_EXERCISE AIM_
All of the records listed below should be retyped exactly.

_SUPPLIED DATA_
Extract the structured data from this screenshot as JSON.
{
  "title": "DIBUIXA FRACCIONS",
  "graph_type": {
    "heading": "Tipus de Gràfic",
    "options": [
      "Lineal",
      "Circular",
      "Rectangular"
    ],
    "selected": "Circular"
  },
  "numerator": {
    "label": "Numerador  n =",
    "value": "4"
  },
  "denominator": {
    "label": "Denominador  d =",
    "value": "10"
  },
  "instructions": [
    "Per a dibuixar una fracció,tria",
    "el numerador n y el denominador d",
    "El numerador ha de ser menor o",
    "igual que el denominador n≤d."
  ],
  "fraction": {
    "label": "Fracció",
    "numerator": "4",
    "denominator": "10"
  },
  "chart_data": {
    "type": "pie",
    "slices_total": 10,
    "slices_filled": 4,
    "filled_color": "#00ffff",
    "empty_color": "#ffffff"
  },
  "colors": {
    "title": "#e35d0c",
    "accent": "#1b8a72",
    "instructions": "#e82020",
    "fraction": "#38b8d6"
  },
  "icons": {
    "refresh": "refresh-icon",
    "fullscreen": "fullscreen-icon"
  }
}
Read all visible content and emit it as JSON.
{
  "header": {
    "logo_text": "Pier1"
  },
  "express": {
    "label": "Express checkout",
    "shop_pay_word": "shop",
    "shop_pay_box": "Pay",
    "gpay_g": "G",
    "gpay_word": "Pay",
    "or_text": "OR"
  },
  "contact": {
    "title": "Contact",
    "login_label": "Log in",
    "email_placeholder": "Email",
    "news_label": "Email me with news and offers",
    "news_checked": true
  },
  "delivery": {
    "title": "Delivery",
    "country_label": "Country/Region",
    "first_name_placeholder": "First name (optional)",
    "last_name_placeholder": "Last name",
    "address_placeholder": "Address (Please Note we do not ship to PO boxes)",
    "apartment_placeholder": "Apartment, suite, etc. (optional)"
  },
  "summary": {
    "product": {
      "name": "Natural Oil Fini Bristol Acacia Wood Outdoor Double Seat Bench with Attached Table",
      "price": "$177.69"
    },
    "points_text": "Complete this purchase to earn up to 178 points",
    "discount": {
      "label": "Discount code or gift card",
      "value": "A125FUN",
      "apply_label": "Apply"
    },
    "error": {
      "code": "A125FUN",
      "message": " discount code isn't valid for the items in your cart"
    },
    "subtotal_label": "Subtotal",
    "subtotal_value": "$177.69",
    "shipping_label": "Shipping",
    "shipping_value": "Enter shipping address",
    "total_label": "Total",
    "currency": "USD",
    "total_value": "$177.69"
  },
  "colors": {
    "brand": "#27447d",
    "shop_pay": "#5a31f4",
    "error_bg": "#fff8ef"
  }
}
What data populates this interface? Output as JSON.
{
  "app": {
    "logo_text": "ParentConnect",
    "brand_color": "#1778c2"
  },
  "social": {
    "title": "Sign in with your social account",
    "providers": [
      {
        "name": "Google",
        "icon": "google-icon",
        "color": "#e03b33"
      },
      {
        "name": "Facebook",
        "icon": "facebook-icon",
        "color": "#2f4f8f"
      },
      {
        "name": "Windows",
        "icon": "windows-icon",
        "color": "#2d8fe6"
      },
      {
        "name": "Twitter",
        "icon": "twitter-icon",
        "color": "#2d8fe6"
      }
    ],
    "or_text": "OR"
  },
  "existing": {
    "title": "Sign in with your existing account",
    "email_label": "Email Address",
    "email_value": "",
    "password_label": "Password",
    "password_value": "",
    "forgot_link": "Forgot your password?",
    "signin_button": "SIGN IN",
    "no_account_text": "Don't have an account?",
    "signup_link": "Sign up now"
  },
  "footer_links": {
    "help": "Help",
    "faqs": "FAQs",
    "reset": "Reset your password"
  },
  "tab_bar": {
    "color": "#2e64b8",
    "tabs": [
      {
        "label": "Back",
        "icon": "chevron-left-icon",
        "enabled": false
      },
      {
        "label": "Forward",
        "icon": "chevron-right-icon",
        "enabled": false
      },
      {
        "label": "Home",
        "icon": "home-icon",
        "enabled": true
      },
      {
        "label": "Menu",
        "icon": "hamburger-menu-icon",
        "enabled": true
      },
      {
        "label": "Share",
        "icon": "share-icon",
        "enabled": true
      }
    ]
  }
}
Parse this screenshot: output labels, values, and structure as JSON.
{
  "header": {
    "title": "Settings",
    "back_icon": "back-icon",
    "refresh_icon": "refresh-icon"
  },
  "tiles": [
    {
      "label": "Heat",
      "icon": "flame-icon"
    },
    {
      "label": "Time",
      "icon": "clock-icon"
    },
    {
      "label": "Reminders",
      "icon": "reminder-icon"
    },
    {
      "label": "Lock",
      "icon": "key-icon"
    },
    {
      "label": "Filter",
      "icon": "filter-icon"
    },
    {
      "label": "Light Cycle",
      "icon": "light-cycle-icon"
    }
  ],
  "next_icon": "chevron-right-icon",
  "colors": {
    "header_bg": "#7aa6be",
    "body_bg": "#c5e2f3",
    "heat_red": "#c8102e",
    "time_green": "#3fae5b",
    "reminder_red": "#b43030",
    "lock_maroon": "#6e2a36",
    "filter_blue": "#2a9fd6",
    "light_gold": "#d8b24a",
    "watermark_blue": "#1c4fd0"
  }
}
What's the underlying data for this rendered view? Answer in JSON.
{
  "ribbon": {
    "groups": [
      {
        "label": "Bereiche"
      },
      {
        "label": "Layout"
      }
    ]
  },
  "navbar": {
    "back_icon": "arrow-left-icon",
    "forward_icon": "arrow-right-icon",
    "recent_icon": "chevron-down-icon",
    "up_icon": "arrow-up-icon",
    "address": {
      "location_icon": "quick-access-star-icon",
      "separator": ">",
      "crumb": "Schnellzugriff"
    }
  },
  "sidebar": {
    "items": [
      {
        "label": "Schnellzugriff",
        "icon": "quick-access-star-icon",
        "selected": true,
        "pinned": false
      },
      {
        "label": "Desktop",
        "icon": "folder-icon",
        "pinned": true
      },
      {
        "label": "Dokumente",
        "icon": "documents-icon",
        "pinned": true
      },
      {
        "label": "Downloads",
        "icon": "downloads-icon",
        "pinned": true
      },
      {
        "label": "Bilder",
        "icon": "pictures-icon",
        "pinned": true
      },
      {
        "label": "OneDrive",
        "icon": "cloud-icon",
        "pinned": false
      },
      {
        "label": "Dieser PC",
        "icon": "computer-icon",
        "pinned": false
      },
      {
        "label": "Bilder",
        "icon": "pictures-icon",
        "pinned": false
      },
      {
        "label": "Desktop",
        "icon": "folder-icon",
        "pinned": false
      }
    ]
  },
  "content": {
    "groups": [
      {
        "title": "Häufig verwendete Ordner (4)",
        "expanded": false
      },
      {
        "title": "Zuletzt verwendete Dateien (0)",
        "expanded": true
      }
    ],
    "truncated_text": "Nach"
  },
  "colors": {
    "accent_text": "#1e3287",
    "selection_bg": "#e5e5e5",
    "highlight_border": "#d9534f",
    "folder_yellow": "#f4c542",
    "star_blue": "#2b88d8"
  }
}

_TASK RESULT_
Extract the structured data from this screenshot as JSON.
{
  "title": "DIBUIXA FRACCIONS",
  "graph_type": {
    "heading": "Tipus de Gràfic",
    "options": [
      "Lineal",
      "Circular",
      "Rectangular"
    ],
    "selected": "Circular"
  },
  "numerator": {
    "label": "Numerador  n =",
    "value": "4"
  },
  "denominator": {
    "label": "Denominador  d =",
    "value": "10"
  },
  "instructions": [
    "Per a dibuixar una fracció,tria",
    "el numerador n y el denominador d",
    "El numerador ha de ser menor o",
    "igual que el denominador n≤d."
  ],
  "fraction": {
    "label": "Fracció",
    "numerator": "4",
    "denominator": "10"
  },
  "chart_data": {
    "type": "pie",
    "slices_total": 10,
    "slices_filled": 4,
    "filled_color": "#00ffff",
    "empty_color": "#ffffff"
  },
  "colors": {
    "title": "#e35d0c",
    "accent": "#1b8a72",
    "instructions": "#e82020",
    "fraction": "#38b8d6"
  },
  "icons": {
    "refresh": "refresh-icon",
    "fullscreen": "fullscreen-icon"
  }
}
Read all visible content and emit it as JSON.
{
  "header": {
    "logo_text": "Pier1"
  },
  "express": {
    "label": "Express checkout",
    "shop_pay_word": "shop",
    "shop_pay_box": "Pay",
    "gpay_g": "G",
    "gpay_word": "Pay",
    "or_text": "OR"
  },
  "contact": {
    "title": "Contact",
    "login_label": "Log in",
    "email_placeholder": "Email",
    "news_label": "Email me with news and offers",
    "news_checked": true
  },
  "delivery": {
    "title": "Delivery",
    "country_label": "Country/Region",
    "first_name_placeholder": "First name (optional)",
    "last_name_placeholder": "Last name",
    "address_placeholder": "Address (Please Note we do not ship to PO boxes)",
    "apartment_placeholder": "Apartment, suite, etc. (optional)"
  },
  "summary": {
    "product": {
      "name": "Natural Oil Fini Bristol Acacia Wood Outdoor Double Seat Bench with Attached Table",
      "price": "$177.69"
    },
    "points_text": "Complete this purchase to earn up to 178 points",
    "discount": {
      "label": "Discount code or gift card",
      "value": "A125FUN",
      "apply_label": "Apply"
    },
    "error": {
      "code": "A125FUN",
      "message": " discount code isn't valid for the items in your cart"
    },
    "subtotal_label": "Subtotal",
    "subtotal_value": "$177.69",
    "shipping_label": "Shipping",
    "shipping_value": "Enter shipping address",
    "total_label": "Total",
    "currency": "USD",
    "total_value": "$177.69"
  },
  "colors": {
    "brand": "#27447d",
    "shop_pay": "#5a31f4",
    "error_bg": "#fff8ef"
  }
}
What data populates this interface? Output as JSON.
{
  "app": {
    "logo_text": "ParentConnect",
    "brand_color": "#1778c2"
  },
  "social": {
    "title": "Sign in with your social account",
    "providers": [
      {
        "name": "Google",
        "icon": "google-icon",
        "color": "#e03b33"
      },
      {
        "name": "Facebook",
        "icon": "facebook-icon",
        "color": "#2f4f8f"
      },
      {
        "name": "Windows",
        "icon": "windows-icon",
        "color": "#2d8fe6"
      },
      {
        "name": "Twitter",
        "icon": "twitter-icon",
        "color": "#2d8fe6"
      }
    ],
    "or_text": "OR"
  },
  "existing": {
    "title": "Sign in with your existing account",
    "email_label": "Email Address",
    "email_value": "",
    "password_label": "Password",
    "password_value": "",
    "forgot_link": "Forgot your password?",
    "signin_button": "SIGN IN",
    "no_account_text": "Don't have an account?",
    "signup_link": "Sign up now"
  },
  "footer_links": {
    "help": "Help",
    "faqs": "FAQs",
    "reset": "Reset your password"
  },
  "tab_bar": {
    "color": "#2e64b8",
    "tabs": [
      {
        "label": "Back",
        "icon": "chevron-left-icon",
        "enabled": false
      },
      {
        "label": "Forward",
        "icon": "chevron-right-icon",
        "enabled": false
      },
      {
        "label": "Home",
        "icon": "home-icon",
        "enabled": true
      },
      {
        "label": "Menu",
        "icon": "hamburger-menu-icon",
        "enabled": true
      },
      {
        "label": "Share",
        "icon": "share-icon",
        "enabled": true
      }
    ]
  }
}
Parse this screenshot: output labels, values, and structure as JSON.
{
  "header": {
    "title": "Settings",
    "back_icon": "back-icon",
    "refresh_icon": "refresh-icon"
  },
  "tiles": [
    {
      "label": "Heat",
      "icon": "flame-icon"
    },
    {
      "label": "Time",
      "icon": "clock-icon"
    },
    {
      "label": "Reminders",
      "icon": "reminder-icon"
    },
    {
      "label": "Lock",
      "icon": "key-icon"
    },
    {
      "label": "Filter",
      "icon": "filter-icon"
    },
    {
      "label": "Light Cycle",
      "icon": "light-cycle-icon"
    }
  ],
  "next_icon": "chevron-right-icon",
  "colors": {
    "header_bg": "#7aa6be",
    "body_bg": "#c5e2f3",
    "heat_red": "#c8102e",
    "time_green": "#3fae5b",
    "reminder_red": "#b43030",
    "lock_maroon": "#6e2a36",
    "filter_blue": "#2a9fd6",
    "light_gold": "#d8b24a",
    "watermark_blue": "#1c4fd0"
  }
}
What's the underlying data for this rendered view? Answer in JSON.
{
  "ribbon": {
    "groups": [
      {
        "label": "Bereiche"
      },
      {
        "label": "Layout"
      }
    ]
  },
  "navbar": {
    "back_icon": "arrow-left-icon",
    "forward_icon": "arrow-right-icon",
    "recent_icon": "chevron-down-icon",
    "up_icon": "arrow-up-icon",
    "address": {
      "location_icon": "quick-access-star-icon",
      "separator": ">",
      "crumb": "Schnellzugriff"
    }
  },
  "sidebar": {
    "items": [
      {
        "label": "Schnellzugriff",
        "icon": "quick-access-star-icon",
        "selected": true,
        "pinned": false
      },
      {
        "label": "Desktop",
        "icon": "folder-icon",
        "pinned": true
      },
      {
        "label": "Dokumente",
        "icon": "documents-icon",
        "pinned": true
      },
      {
        "label": "Downloads",
        "icon": "downloads-icon",
        "pinned": true
      },
      {
        "label": "Bilder",
        "icon": "pictures-icon",
        "pinned": true
      },
      {
        "label": "OneDrive",
        "icon": "cloud-icon",
        "pinned": false
      },
      {
        "label": "Dieser PC",
        "icon": "computer-icon",
        "pinned": false
      },
      {
        "label": "Bilder",
        "icon": "pictures-icon",
        "pinned": false
      },
      {
        "label": "Desktop",
        "icon": "folder-icon",
        "pinned": false
      }
    ]
  },
  "content": {
    "groups": [
      {
        "title": "Häufig verwendete Ordner (4)",
        "expanded": false
      },
      {
        "title": "Zuletzt verwendete Dateien (0)",
        "expanded": true
      }
    ],
    "truncated_text": "Nach"
  },
  "colors": {
    "accent_text": "#1e3287",
    "selection_bg": "#e5e5e5",
    "highlight_border": "#d9534f",
    "folder_yellow": "#f4c542",
    "star_blue": "#2b88d8"
  }
}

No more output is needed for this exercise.